Task to complete
Pick each line containing "unwanted" out of the records.

═════ Data

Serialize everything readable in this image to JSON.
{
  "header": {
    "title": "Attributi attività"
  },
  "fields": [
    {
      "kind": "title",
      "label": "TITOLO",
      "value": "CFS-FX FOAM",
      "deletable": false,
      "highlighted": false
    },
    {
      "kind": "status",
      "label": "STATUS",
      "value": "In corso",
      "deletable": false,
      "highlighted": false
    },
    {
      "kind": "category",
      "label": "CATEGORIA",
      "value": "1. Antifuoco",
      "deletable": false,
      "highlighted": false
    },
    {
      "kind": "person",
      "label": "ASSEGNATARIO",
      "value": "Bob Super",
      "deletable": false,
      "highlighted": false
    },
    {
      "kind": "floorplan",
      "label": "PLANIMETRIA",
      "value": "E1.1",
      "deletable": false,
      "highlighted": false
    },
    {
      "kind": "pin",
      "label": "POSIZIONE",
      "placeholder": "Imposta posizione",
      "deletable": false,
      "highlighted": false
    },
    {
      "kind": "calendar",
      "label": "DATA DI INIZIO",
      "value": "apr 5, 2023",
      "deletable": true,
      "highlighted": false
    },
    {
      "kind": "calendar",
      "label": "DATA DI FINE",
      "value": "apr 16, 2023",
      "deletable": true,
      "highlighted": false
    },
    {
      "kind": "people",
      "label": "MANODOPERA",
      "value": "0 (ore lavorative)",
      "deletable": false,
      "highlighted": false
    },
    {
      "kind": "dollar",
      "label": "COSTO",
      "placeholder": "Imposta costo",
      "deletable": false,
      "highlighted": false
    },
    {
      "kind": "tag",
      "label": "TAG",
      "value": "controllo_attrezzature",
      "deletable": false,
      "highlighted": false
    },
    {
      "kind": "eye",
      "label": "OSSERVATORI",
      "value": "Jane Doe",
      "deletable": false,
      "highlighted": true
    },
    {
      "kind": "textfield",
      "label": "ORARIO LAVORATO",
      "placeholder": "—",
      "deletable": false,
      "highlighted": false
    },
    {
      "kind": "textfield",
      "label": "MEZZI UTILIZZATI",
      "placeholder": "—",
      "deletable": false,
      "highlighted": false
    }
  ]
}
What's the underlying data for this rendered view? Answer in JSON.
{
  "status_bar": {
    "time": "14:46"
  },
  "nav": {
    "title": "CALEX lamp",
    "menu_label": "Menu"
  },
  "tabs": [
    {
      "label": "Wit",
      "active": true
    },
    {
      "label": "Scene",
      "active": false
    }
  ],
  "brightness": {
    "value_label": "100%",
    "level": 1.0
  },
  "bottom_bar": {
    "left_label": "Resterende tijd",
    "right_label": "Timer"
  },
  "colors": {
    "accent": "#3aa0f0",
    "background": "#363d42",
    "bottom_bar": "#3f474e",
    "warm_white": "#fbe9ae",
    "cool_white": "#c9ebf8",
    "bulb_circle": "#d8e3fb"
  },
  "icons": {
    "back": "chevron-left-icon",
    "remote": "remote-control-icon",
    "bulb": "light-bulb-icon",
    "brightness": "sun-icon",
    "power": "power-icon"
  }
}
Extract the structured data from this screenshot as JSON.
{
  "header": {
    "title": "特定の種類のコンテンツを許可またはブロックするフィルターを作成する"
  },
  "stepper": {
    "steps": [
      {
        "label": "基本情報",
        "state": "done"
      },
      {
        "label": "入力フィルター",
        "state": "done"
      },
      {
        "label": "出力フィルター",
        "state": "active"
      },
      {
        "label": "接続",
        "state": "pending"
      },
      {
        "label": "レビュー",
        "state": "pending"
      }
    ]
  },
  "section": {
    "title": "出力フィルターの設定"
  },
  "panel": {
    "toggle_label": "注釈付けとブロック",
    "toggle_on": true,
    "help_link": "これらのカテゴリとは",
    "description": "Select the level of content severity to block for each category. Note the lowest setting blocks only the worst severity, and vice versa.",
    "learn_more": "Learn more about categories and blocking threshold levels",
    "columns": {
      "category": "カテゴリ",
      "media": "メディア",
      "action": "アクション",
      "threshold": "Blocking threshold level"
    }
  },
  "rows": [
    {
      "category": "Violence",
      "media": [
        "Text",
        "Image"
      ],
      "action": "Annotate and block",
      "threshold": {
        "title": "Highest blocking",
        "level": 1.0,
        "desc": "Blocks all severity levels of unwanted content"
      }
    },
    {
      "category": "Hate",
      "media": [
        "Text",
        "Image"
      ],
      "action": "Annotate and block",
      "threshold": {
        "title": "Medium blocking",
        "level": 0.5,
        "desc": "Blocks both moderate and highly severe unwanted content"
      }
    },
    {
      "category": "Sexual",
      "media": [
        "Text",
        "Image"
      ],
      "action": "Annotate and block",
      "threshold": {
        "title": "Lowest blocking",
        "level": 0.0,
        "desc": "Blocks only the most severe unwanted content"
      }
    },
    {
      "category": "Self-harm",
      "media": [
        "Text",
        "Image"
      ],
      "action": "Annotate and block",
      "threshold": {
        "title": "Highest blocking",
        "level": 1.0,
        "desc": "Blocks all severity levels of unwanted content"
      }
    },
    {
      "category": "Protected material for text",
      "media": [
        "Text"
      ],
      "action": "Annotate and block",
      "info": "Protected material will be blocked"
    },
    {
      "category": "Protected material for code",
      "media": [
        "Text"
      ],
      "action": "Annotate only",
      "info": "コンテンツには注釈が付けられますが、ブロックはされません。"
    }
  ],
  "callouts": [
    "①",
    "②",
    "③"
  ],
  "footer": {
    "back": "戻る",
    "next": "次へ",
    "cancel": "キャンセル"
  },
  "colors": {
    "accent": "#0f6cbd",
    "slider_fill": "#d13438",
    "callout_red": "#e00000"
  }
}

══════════

Response to this exercise
        "desc": "Blocks all severity levels of unwanted content"
        "desc": "Blocks both moderate and highly severe unwanted content"
        "desc": "Blocks only the most severe unwanted content"
        "desc": "Blocks all severity levels of unwanted content"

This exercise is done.